THE TASK: Identify and copy all lines of the material where the string "following" is found.

************

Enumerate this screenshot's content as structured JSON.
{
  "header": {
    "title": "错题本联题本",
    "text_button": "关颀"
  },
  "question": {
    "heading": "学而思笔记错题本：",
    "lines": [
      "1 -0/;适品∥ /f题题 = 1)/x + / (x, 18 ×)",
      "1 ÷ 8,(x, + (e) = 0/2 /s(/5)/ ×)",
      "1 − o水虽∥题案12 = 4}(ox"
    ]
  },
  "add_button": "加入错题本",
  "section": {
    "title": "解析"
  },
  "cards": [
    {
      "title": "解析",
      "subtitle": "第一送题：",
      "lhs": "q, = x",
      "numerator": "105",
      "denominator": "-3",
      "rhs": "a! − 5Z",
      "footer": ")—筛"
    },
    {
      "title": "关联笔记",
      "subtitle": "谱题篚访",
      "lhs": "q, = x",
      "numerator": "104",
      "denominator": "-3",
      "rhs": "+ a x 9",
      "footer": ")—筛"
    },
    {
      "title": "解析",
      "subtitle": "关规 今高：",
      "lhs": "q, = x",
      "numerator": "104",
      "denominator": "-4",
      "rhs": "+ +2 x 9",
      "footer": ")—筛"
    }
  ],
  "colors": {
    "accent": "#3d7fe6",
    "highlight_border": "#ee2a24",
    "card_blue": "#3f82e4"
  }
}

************

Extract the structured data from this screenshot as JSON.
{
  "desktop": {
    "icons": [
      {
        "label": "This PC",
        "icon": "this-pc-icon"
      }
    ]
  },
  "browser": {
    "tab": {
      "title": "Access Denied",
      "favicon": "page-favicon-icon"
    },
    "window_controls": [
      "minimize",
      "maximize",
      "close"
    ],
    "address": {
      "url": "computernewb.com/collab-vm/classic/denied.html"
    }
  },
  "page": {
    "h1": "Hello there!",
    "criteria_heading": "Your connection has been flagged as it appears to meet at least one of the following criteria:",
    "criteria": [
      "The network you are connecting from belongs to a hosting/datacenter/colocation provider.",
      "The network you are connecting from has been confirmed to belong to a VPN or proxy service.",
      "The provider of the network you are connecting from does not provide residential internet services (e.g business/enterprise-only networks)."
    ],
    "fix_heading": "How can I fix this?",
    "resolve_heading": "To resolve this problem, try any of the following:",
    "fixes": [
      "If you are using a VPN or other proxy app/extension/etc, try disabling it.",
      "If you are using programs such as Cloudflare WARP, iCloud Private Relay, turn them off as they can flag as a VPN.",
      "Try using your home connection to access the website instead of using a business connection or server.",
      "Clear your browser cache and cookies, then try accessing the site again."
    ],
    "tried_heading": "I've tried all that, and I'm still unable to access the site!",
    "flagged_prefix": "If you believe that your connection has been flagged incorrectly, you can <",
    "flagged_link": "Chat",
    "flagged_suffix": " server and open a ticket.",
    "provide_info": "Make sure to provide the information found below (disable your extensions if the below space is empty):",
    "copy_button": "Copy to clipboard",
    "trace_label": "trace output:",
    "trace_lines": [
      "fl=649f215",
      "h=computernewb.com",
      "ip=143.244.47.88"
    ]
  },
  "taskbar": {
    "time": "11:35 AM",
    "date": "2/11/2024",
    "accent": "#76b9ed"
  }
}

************

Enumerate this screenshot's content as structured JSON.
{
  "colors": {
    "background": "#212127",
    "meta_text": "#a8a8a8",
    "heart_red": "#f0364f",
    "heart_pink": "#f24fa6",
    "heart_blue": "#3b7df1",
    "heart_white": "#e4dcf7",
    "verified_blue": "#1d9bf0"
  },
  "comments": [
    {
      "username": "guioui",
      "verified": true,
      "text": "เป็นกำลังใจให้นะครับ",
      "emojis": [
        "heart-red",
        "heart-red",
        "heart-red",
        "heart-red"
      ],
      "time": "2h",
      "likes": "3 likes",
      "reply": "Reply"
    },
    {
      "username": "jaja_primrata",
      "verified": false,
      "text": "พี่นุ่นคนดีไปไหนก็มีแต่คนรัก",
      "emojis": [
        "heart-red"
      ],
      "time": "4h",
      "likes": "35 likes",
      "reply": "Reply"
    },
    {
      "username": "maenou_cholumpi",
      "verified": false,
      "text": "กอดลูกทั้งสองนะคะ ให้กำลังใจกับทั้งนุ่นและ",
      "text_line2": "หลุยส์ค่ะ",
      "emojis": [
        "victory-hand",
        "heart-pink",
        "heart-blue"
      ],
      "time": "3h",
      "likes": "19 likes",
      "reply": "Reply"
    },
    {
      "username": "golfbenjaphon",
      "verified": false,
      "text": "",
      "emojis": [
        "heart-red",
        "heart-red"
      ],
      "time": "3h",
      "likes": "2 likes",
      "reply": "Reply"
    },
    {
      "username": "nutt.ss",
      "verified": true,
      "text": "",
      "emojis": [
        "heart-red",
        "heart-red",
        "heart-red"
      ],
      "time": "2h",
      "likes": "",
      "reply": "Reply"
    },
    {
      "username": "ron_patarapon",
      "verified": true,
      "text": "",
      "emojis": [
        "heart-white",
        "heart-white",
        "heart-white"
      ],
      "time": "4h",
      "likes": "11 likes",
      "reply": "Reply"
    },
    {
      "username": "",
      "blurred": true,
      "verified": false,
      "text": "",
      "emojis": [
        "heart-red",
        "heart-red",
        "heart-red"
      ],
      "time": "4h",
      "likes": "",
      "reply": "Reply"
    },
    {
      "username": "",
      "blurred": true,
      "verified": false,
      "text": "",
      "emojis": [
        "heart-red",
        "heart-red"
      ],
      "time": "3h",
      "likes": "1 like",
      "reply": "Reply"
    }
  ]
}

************

RESULT:
    "criteria_heading": "Your connection has been flagged as it appears to meet at least one of the following criteria:",
    "resolve_heading": "To resolve this problem, try any of the following:",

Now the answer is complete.